In mammals, mitochondrial DNA (mtDNA) is the only autonomously replicating source of DNA outside the nucleus. Housed in the mitochondrial matrix, this molecule encodes thirteen polypeptides, all of which are believed to be essential components of the mitochondrial respiratory chain. Defects of the mitochondrial genome can cause severe neurological and multi-systemic disorders. As the genetic defect causes a dysfunction in the terminal stage of oxidative metabolism, there is little potential for pharmacological intervention. Thus, there is currently no effective therapy for these chronic progressive disorders.
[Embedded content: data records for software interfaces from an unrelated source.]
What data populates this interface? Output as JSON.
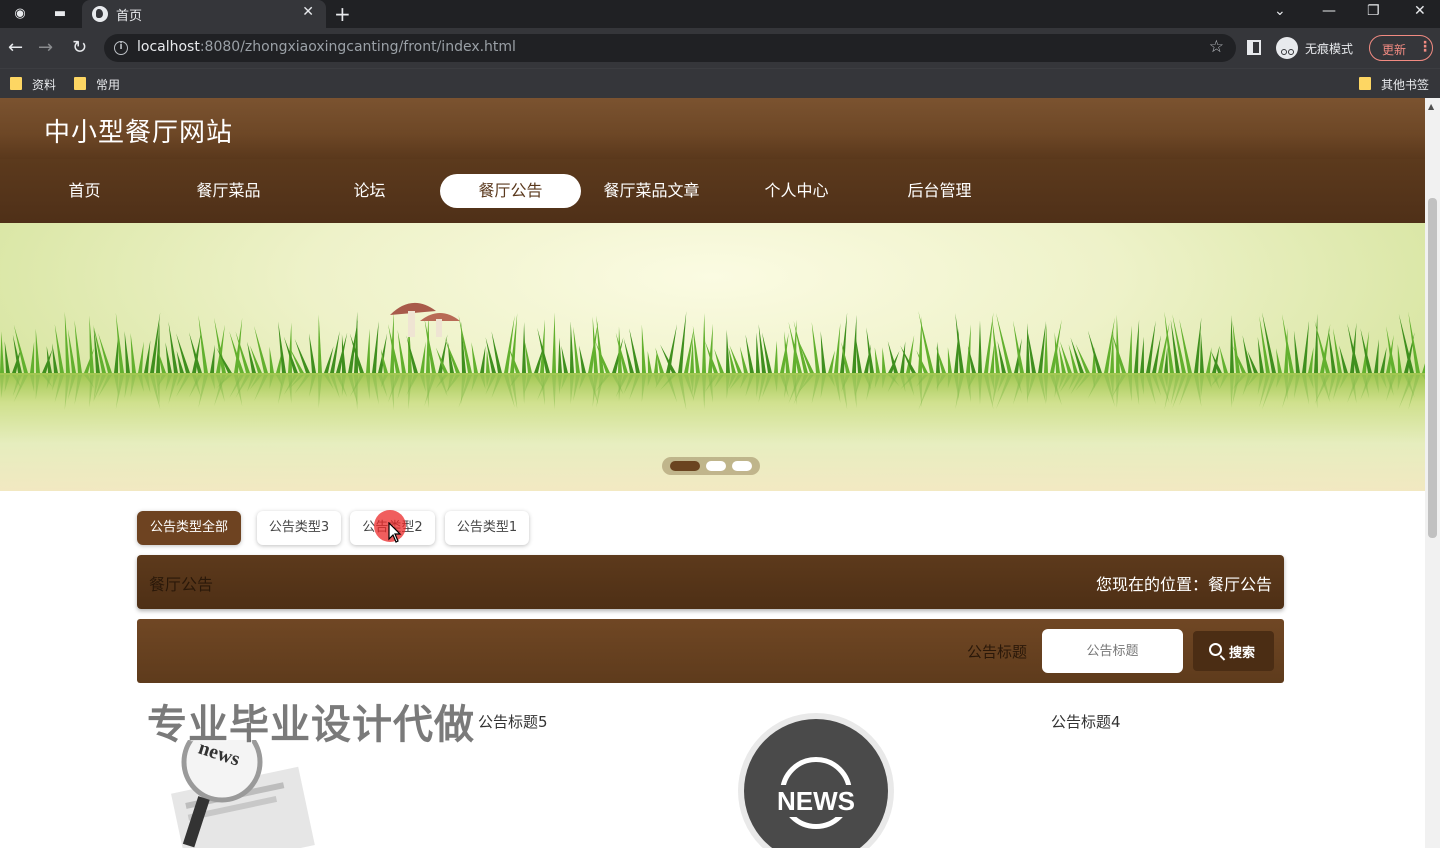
{
  "browser": {
    "tab_title": "首页",
    "url_host": "localhost",
    "url_rest": ":8080/zhongxiaoxingcanting/front/index.html",
    "incognito_label": "无痕模式",
    "update_label": "更新",
    "bookmarks": [
      "资料",
      "常用"
    ],
    "other_bookmarks": "其他书签"
  },
  "site": {
    "title": "中小型餐厅网站",
    "nav": [
      {
        "label": "首页",
        "active": false
      },
      {
        "label": "餐厅菜品",
        "active": false
      },
      {
        "label": "论坛",
        "active": false
      },
      {
        "label": "餐厅公告",
        "active": true
      },
      {
        "label": "餐厅菜品文章",
        "active": false
      },
      {
        "label": "个人中心",
        "active": false
      },
      {
        "label": "后台管理",
        "active": false
      }
    ],
    "carousel": {
      "slides": 3,
      "active_index": 0
    }
  },
  "filters": [
    "公告类型全部",
    "公告类型3",
    "公告类型2",
    "公告类型1"
  ],
  "active_filter": "公告类型全部",
  "breadcrumb": {
    "section": "餐厅公告",
    "location": "您现在的位置：餐厅公告"
  },
  "search": {
    "label": "公告标题",
    "placeholder": "公告标题",
    "button": "搜索"
  },
  "notices": [
    {
      "title": "公告标题5"
    },
    {
      "title": "公告标题4"
    }
  ],
  "overlay_watermark": "专业毕业设计代做",
  "image_text": {
    "newspaper": "news",
    "globe": "NEWS"
  },
  "colors": {
    "brand_brown": "#5c3a1d",
    "accent_red": "#eb2828"
  }
}
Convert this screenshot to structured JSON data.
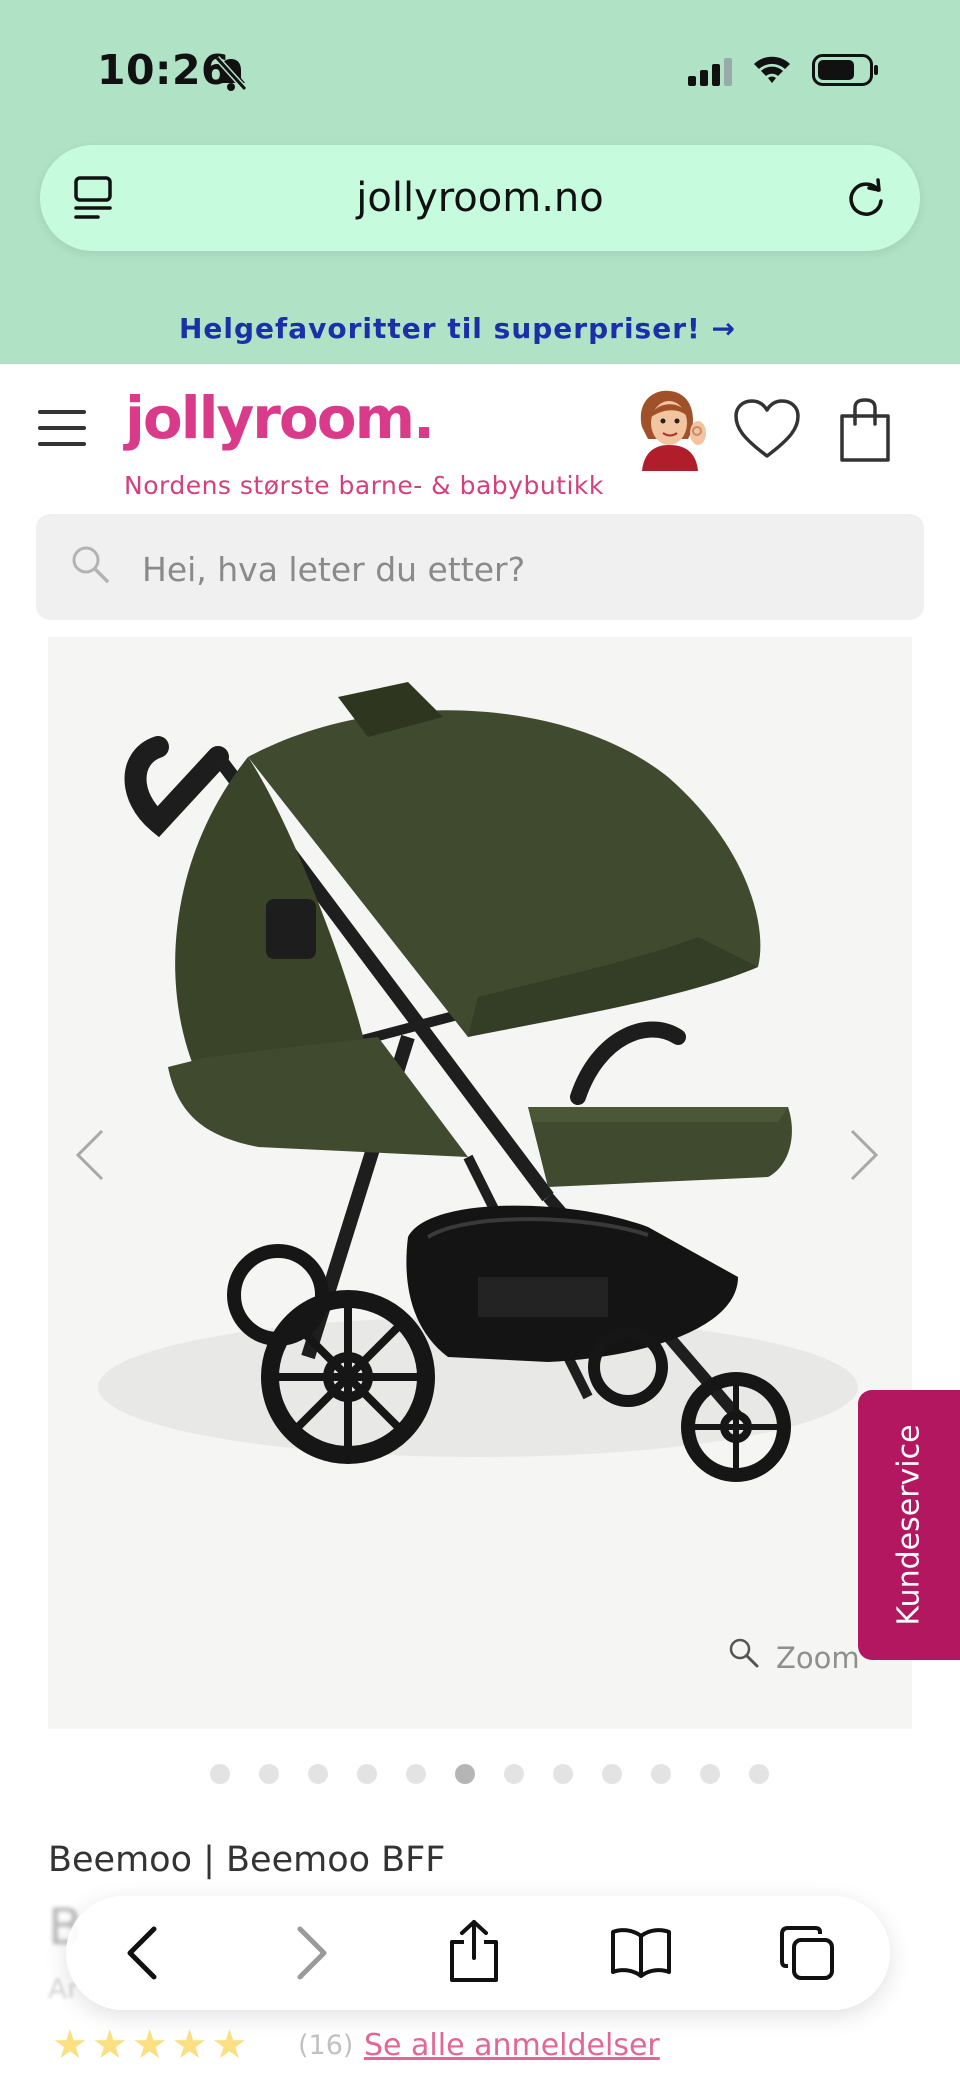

In the disease state, pathogenic mtDNA molecules often cohabit the same cell and tissue with wild type mtDNA, a situation termed heteroplasmy. Manifestation of biochemical and clinical defects occur only when a threshold level of heteroplasmy has been passed. The mitochondrial genome must be continually turned over. Consequently, if a pathogenic mtDNA molecule were to be targeted to prevent it from replicating, the wild type copy would be given a propagative advantage. Over time, therefore, the biochemical and, potentially, the clinical deficiency could be reversed. This manuscript summarises our attempts to identify such an antigenomic molecule, to localise this molecule to mitochondria and to assess its function in whole cells. Finally, we discuss the importance of identifying and designing new antigenomic molecules which may prove effective in treating patients with disorders of the mitochondrial genome.
|Number of pages||5|
|Journal||Advanced Drug Delivery Reviews|
|Publication status||Published - 2 Jul 2001|